*Taking Kids Seriously: Progressive educators take their cues from the children – and are particularly attentive to the differences among them – this is “student-centered” at its best.
Clearly, AVID has a historical commitment to these same ideas. Indeed, the AVID College Readiness System is deeply informed by student-centered constructivist philosophy. Students are mentored into whole children by AVID elective teachers and the family nature of the AVID class. Collaboration has been a key element of WICOR for years. AVID teachers teach in ways to best maintain and inspire engagement and passion for keeping intrinsic motivation alive. Socratic Seminars, tutorials, philosophical chairs, reciprocal teaching as well as critical reading and thinking all engage deeper understanding. Finally, taking kids seriously has been central to what AVID has been about since Mary Catherine’s bold experiment over 30 years ago.
So, what does all this theory look like on the ground? I would like to share a project that fulfills Gardner’s, Hallowell’s and Kohn’s ideas in a great cohesive way. This is an inspiring, problem-based project in a San Diego area classroom lead by Gary Kroesch. Gary, who is an 18-year AVID author, consultant and teacher, set up a Wikispace for his students where they researched the issue of obesity in America and the world. (This space can be viewed at http://obesity-a-huge-concern.wikispaces.com/)
His students were to select one of 18 categories related to obesity from which to identify a specific problem and then to create and offer solutions. Some of these choices involved viewing obesity through the lenses of the entertainment industry, or the diet industry, or from the medical perspective in addition to other areas such as the fitness world or policymakers. They were engaged to write and give interviews, email queries or call various institutions and companies for further information. They analyzed the problem, synthesized and finally evaluated various solutions.
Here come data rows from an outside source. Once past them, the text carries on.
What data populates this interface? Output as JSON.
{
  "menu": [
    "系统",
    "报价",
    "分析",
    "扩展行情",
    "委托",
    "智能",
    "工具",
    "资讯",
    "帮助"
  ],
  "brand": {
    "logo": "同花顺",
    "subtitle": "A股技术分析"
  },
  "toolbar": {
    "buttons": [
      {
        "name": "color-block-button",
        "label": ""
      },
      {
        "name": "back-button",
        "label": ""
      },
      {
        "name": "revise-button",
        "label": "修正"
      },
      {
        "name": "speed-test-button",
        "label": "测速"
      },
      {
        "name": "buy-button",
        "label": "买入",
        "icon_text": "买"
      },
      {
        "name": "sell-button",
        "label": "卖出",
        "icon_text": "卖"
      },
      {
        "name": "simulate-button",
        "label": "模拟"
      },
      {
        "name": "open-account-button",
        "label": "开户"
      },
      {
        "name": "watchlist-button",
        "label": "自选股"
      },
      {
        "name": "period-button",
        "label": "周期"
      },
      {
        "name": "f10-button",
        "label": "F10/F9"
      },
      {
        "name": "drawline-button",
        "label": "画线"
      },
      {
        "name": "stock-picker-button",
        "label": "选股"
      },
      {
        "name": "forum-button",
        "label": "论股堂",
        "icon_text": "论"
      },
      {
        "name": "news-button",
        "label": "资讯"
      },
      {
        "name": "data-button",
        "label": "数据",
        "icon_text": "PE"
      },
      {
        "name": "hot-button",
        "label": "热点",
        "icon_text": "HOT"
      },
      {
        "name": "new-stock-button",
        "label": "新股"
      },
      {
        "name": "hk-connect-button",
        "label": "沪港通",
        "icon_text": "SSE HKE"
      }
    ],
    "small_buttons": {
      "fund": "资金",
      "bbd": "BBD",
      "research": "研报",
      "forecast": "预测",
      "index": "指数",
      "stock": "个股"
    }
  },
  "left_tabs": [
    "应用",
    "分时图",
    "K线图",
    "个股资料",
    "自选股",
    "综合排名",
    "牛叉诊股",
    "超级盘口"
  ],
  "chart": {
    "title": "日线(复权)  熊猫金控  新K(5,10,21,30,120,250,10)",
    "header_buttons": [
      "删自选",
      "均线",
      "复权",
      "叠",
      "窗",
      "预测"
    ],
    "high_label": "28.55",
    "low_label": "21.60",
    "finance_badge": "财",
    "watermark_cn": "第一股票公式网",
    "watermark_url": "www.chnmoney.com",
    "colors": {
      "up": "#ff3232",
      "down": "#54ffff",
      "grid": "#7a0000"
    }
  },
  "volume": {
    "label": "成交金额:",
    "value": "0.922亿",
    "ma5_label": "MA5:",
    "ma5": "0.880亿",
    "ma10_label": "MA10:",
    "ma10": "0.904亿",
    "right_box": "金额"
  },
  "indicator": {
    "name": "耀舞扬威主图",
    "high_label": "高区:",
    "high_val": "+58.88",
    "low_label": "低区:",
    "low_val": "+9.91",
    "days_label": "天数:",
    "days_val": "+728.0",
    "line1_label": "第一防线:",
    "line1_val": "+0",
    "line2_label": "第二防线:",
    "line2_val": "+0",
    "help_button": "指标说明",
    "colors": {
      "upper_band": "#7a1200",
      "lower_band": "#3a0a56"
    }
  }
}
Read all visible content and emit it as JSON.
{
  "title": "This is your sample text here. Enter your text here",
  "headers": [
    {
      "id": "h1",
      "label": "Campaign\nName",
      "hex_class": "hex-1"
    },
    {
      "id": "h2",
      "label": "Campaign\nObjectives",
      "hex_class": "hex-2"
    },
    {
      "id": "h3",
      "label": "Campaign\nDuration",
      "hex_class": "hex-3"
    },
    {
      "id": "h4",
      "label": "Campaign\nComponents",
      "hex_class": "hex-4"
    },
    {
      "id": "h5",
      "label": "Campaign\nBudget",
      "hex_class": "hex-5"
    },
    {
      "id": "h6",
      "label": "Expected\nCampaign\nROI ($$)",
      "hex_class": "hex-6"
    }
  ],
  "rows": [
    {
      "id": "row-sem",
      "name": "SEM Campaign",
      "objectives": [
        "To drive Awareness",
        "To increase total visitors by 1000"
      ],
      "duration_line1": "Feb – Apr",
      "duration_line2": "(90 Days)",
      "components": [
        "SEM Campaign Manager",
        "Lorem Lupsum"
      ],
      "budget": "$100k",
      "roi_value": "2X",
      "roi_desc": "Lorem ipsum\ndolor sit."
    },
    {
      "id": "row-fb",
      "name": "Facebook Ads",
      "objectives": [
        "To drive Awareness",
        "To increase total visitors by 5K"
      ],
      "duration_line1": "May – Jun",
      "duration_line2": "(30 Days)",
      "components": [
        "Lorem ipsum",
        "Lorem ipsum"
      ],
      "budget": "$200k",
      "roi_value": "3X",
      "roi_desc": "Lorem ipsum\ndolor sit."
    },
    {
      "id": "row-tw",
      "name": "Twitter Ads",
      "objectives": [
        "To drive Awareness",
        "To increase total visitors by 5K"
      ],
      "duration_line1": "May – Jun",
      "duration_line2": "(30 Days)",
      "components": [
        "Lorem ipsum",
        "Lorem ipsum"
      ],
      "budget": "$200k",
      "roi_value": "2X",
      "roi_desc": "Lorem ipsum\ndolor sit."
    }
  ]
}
Although Kroesch set up the basic framework, the students had a great deal of choice and personal responsibility in this project. This work also exemplifies “student centeredness.” As Kohn would agree, this project is not done to the students, but rather done to the teacher with student choice, interest and input. Kroesch confessed that his role became less of the sage and more of a facilitator and coach of student problem-solving. Not only did he have to guide students through the tasks assigned, but also how to stay vital cooperative teams. Kroesch taught the whole child.
This project required discussion and involvement in a moral and ethical topic where concern for the health of fellow human beings was central to the topic. This sort of project immerses young adults in a genuine issue of personal, local and national responsibility. In addition, Gary’s students experienced Ed Hallowell’s idea of connection, with the teacher and among students as well as the greater community (in fact there have been over 20,000 hits on this Wikispace just this year). Finally, this is the very form of learning championed by Kohn’s idea of “constructivist” education where the students were exposed to several facts and skills, but they were “in a context” and were “for a greater purpose.”
21st century learning needs these other layers of experience and expectation: moral purpose, student choice, collaboration and connection. Unless children get practice and exposure to real-world problem-solving and are allowed to experience the organic nature of struggle with fewer and fewer scaffolds, we risk making adults afraid of risking and working on teams. Howard Gardner bemoaned students that were just good at possessing the right answer when he confessed that most of the students at his own school, Harvard, shared one negative trait, that of “risk aversion.” For the ever-changing brave new world we are entering, this will not do. We don’t need people who are only willing to know the right answer, but rather people who are willing to find the best answer.